▸ Listed entries:
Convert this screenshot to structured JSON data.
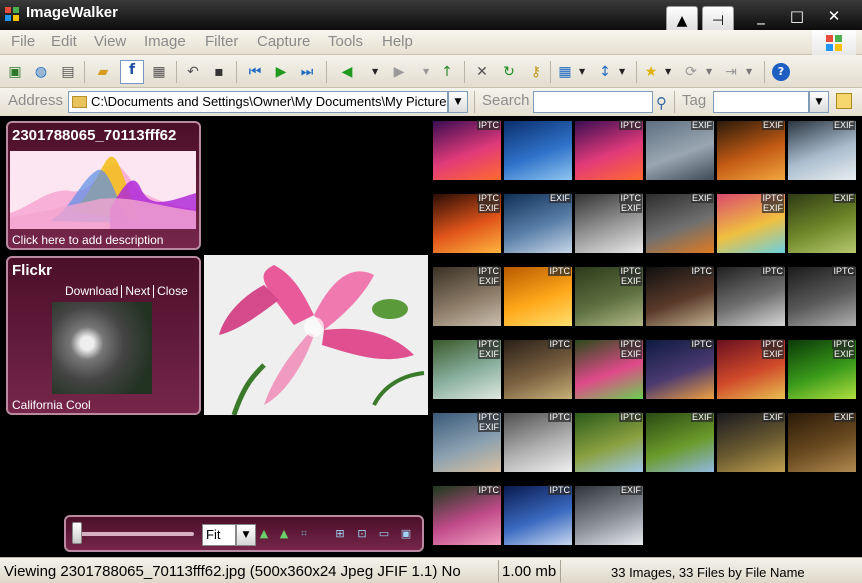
{
  "window": {
    "title": "ImageWalker",
    "pin_icon": "pin-icon",
    "up_icon": "up-arrow-icon"
  },
  "menu": [
    "File",
    "Edit",
    "View",
    "Image",
    "Filter",
    "Capture",
    "Tools",
    "Help"
  ],
  "address": {
    "label": "Address",
    "value": "C:\\Documents and Settings\\Owner\\My Documents\\My Pictures"
  },
  "search": {
    "label": "Search",
    "value": ""
  },
  "tag": {
    "label": "Tag",
    "value": ""
  },
  "info_panel": {
    "title": "2301788065_70113fff62",
    "description": "Click here to add description"
  },
  "flickr": {
    "title": "Flickr",
    "links": [
      "Download",
      "Next",
      "Close"
    ],
    "caption": "California Cool"
  },
  "zoom": {
    "mode": "Fit"
  },
  "thumbnails": [
    {
      "colors": [
        "#3a0d52",
        "#e13a7a",
        "#ff6a2e"
      ],
      "tags": "IPTC"
    },
    {
      "colors": [
        "#0b2f6e",
        "#2f72c9",
        "#8fc6f0"
      ],
      "tags": ""
    },
    {
      "colors": [
        "#3a0d52",
        "#e13a7a",
        "#ff6a2e"
      ],
      "tags": "IPTC"
    },
    {
      "colors": [
        "#5f6f80",
        "#9aa7b2",
        "#3e4a56"
      ],
      "tags": "EXIF"
    },
    {
      "colors": [
        "#2a1a0a",
        "#c25a14",
        "#f3a640"
      ],
      "tags": "EXIF"
    },
    {
      "colors": [
        "#2a3540",
        "#a9bccd",
        "#e9eef2"
      ],
      "tags": "EXIF"
    },
    {
      "colors": [
        "#2a0d05",
        "#e0541a",
        "#ffb540"
      ],
      "tags": "IPTC EXIF"
    },
    {
      "colors": [
        "#0e2f58",
        "#5a7fa8",
        "#c8d7e8"
      ],
      "tags": "EXIF"
    },
    {
      "colors": [
        "#333333",
        "#9a9a9a",
        "#eaeaea"
      ],
      "tags": "IPTC EXIF"
    },
    {
      "colors": [
        "#2d2d2d",
        "#707070",
        "#e07a20"
      ],
      "tags": "EXIF"
    },
    {
      "colors": [
        "#d94a6e",
        "#f0c040",
        "#6ad0e0"
      ],
      "tags": "IPTC EXIF"
    },
    {
      "colors": [
        "#2f3a14",
        "#6f8a2a",
        "#b8c870"
      ],
      "tags": "EXIF"
    },
    {
      "colors": [
        "#3a3025",
        "#8a7a66",
        "#cbbfae"
      ],
      "tags": "IPTC EXIF"
    },
    {
      "colors": [
        "#b85a00",
        "#ffa81a",
        "#ffe070"
      ],
      "tags": "IPTC"
    },
    {
      "colors": [
        "#2c3a1a",
        "#5d7040",
        "#b4b888"
      ],
      "tags": "IPTC EXIF"
    },
    {
      "colors": [
        "#101010",
        "#5a3a2a",
        "#c0b090"
      ],
      "tags": "IPTC"
    },
    {
      "colors": [
        "#202020",
        "#707070",
        "#d8d8d8"
      ],
      "tags": "IPTC"
    },
    {
      "colors": [
        "#1a1a1a",
        "#5a5a5a",
        "#b0b0b0"
      ],
      "tags": "IPTC"
    },
    {
      "colors": [
        "#3a5a2a",
        "#8ab0a0",
        "#e0e8e0"
      ],
      "tags": "IPTC EXIF"
    },
    {
      "colors": [
        "#2a2018",
        "#7a6040",
        "#c8b078"
      ],
      "tags": "IPTC"
    },
    {
      "colors": [
        "#2a4a1a",
        "#e04a8a",
        "#6ad050"
      ],
      "tags": "IPTC EXIF"
    },
    {
      "colors": [
        "#0e1a40",
        "#4a3a70",
        "#f0a040"
      ],
      "tags": "IPTC"
    },
    {
      "colors": [
        "#6a1020",
        "#d04a2a",
        "#e8c050"
      ],
      "tags": "IPTC EXIF"
    },
    {
      "colors": [
        "#0a3a08",
        "#3a9a1a",
        "#b0e040"
      ],
      "tags": "IPTC EXIF"
    },
    {
      "colors": [
        "#3a5a7a",
        "#8aa0b0",
        "#d8c0a0"
      ],
      "tags": "IPTC EXIF"
    },
    {
      "colors": [
        "#505050",
        "#b0b0b0",
        "#f0f0f0"
      ],
      "tags": "IPTC"
    },
    {
      "colors": [
        "#2a5a1a",
        "#8aa040",
        "#a0c8e8"
      ],
      "tags": "IPTC"
    },
    {
      "colors": [
        "#2a4a14",
        "#6a9a2a",
        "#90b8e0"
      ],
      "tags": "EXIF"
    },
    {
      "colors": [
        "#1a1a20",
        "#6a5a30",
        "#c0a050"
      ],
      "tags": "EXIF"
    },
    {
      "colors": [
        "#2a1a08",
        "#6a4a20",
        "#b08a50"
      ],
      "tags": "EXIF"
    },
    {
      "colors": [
        "#1a3a1a",
        "#c04a8a",
        "#f0a0c0"
      ],
      "tags": "IPTC"
    },
    {
      "colors": [
        "#0a1a50",
        "#3a6ac0",
        "#c8d8f0"
      ],
      "tags": "IPTC"
    },
    {
      "colors": [
        "#30343a",
        "#8a9098",
        "#e8eaee"
      ],
      "tags": "EXIF"
    }
  ],
  "status": {
    "viewing": "Viewing 2301788065_70113fff62.jpg (500x360x24 Jpeg JFIF 1.1) No",
    "size": "1.00 mb",
    "summary": "33 Images, 33 Files by File Name"
  }
}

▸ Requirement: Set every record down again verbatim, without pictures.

▸ Exercise output:
Convert this screenshot to structured JSON data.
{
  "window": {
    "title": "ImageWalker",
    "pin_icon": "pin-icon",
    "up_icon": "up-arrow-icon"
  },
  "menu": [
    "File",
    "Edit",
    "View",
    "Image",
    "Filter",
    "Capture",
    "Tools",
    "Help"
  ],
  "address": {
    "label": "Address",
    "value": "C:\\Documents and Settings\\Owner\\My Documents\\My Pictures"
  },
  "search": {
    "label": "Search",
    "value": ""
  },
  "tag": {
    "label": "Tag",
    "value": ""
  },
  "info_panel": {
    "title": "2301788065_70113fff62",
    "description": "Click here to add description"
  },
  "flickr": {
    "title": "Flickr",
    "links": [
      "Download",
      "Next",
      "Close"
    ],
    "caption": "California Cool"
  },
  "zoom": {
    "mode": "Fit"
  },
  "thumbnails": [
    {
      "colors": [
        "#3a0d52",
        "#e13a7a",
        "#ff6a2e"
      ],
      "tags": "IPTC"
    },
    {
      "colors": [
        "#0b2f6e",
        "#2f72c9",
        "#8fc6f0"
      ],
      "tags": ""
    },
    {
      "colors": [
        "#3a0d52",
        "#e13a7a",
        "#ff6a2e"
      ],
      "tags": "IPTC"
    },
    {
      "colors": [
        "#5f6f80",
        "#9aa7b2",
        "#3e4a56"
      ],
      "tags": "EXIF"
    },
    {
      "colors": [
        "#2a1a0a",
        "#c25a14",
        "#f3a640"
      ],
      "tags": "EXIF"
    },
    {
      "colors": [
        "#2a3540",
        "#a9bccd",
        "#e9eef2"
      ],
      "tags": "EXIF"
    },
    {
      "colors": [
        "#2a0d05",
        "#e0541a",
        "#ffb540"
      ],
      "tags": "IPTC EXIF"
    },
    {
      "colors": [
        "#0e2f58",
        "#5a7fa8",
        "#c8d7e8"
      ],
      "tags": "EXIF"
    },
    {
      "colors": [
        "#333333",
        "#9a9a9a",
        "#eaeaea"
      ],
      "tags": "IPTC EXIF"
    },
    {
      "colors": [
        "#2d2d2d",
        "#707070",
        "#e07a20"
      ],
      "tags": "EXIF"
    },
    {
      "colors": [
        "#d94a6e",
        "#f0c040",
        "#6ad0e0"
      ],
      "tags": "IPTC EXIF"
    },
    {
      "colors": [
        "#2f3a14",
        "#6f8a2a",
        "#b8c870"
      ],
      "tags": "EXIF"
    },
    {
      "colors": [
        "#3a3025",
        "#8a7a66",
        "#cbbfae"
      ],
      "tags": "IPTC EXIF"
    },
    {
      "colors": [
        "#b85a00",
        "#ffa81a",
        "#ffe070"
      ],
      "tags": "IPTC"
    },
    {
      "colors": [
        "#2c3a1a",
        "#5d7040",
        "#b4b888"
      ],
      "tags": "IPTC EXIF"
    },
    {
      "colors": [
        "#101010",
        "#5a3a2a",
        "#c0b090"
      ],
      "tags": "IPTC"
    },
    {
      "colors": [
        "#202020",
        "#707070",
        "#d8d8d8"
      ],
      "tags": "IPTC"
    },
    {
      "colors": [
        "#1a1a1a",
        "#5a5a5a",
        "#b0b0b0"
      ],
      "tags": "IPTC"
    },
    {
      "colors": [
        "#3a5a2a",
        "#8ab0a0",
        "#e0e8e0"
      ],
      "tags": "IPTC EXIF"
    },
    {
      "colors": [
        "#2a2018",
        "#7a6040",
        "#c8b078"
      ],
      "tags": "IPTC"
    },
    {
      "colors": [
        "#2a4a1a",
        "#e04a8a",
        "#6ad050"
      ],
      "tags": "IPTC EXIF"
    },
    {
      "colors": [
        "#0e1a40",
        "#4a3a70",
        "#f0a040"
      ],
      "tags": "IPTC"
    },
    {
      "colors": [
        "#6a1020",
        "#d04a2a",
        "#e8c050"
      ],
      "tags": "IPTC EXIF"
    },
    {
      "colors": [
        "#0a3a08",
        "#3a9a1a",
        "#b0e040"
      ],
      "tags": "IPTC EXIF"
    },
    {
      "colors": [
        "#3a5a7a",
        "#8aa0b0",
        "#d8c0a0"
      ],
      "tags": "IPTC EXIF"
    },
    {
      "colors": [
        "#505050",
        "#b0b0b0",
        "#f0f0f0"
      ],
      "tags": "IPTC"
    },
    {
      "colors": [
        "#2a5a1a",
        "#8aa040",
        "#a0c8e8"
      ],
      "tags": "IPTC"
    },
    {
      "colors": [
        "#2a4a14",
        "#6a9a2a",
        "#90b8e0"
      ],
      "tags": "EXIF"
    },
    {
      "colors": [
        "#1a1a20",
        "#6a5a30",
        "#c0a050"
      ],
      "tags": "EXIF"
    },
    {
      "colors": [
        "#2a1a08",
        "#6a4a20",
        "#b08a50"
      ],
      "tags": "EXIF"
    },
    {
      "colors": [
        "#1a3a1a",
        "#c04a8a",
        "#f0a0c0"
      ],
      "tags": "IPTC"
    },
    {
      "colors": [
        "#0a1a50",
        "#3a6ac0",
        "#c8d8f0"
      ],
      "tags": "IPTC"
    },
    {
      "colors": [
        "#30343a",
        "#8a9098",
        "#e8eaee"
      ],
      "tags": "EXIF"
    }
  ],
  "status": {
    "viewing": "Viewing 2301788065_70113fff62.jpg (500x360x24 Jpeg JFIF 1.1) No",
    "size": "1.00 mb",
    "summary": "33 Images, 33 Files by File Name"
  }
}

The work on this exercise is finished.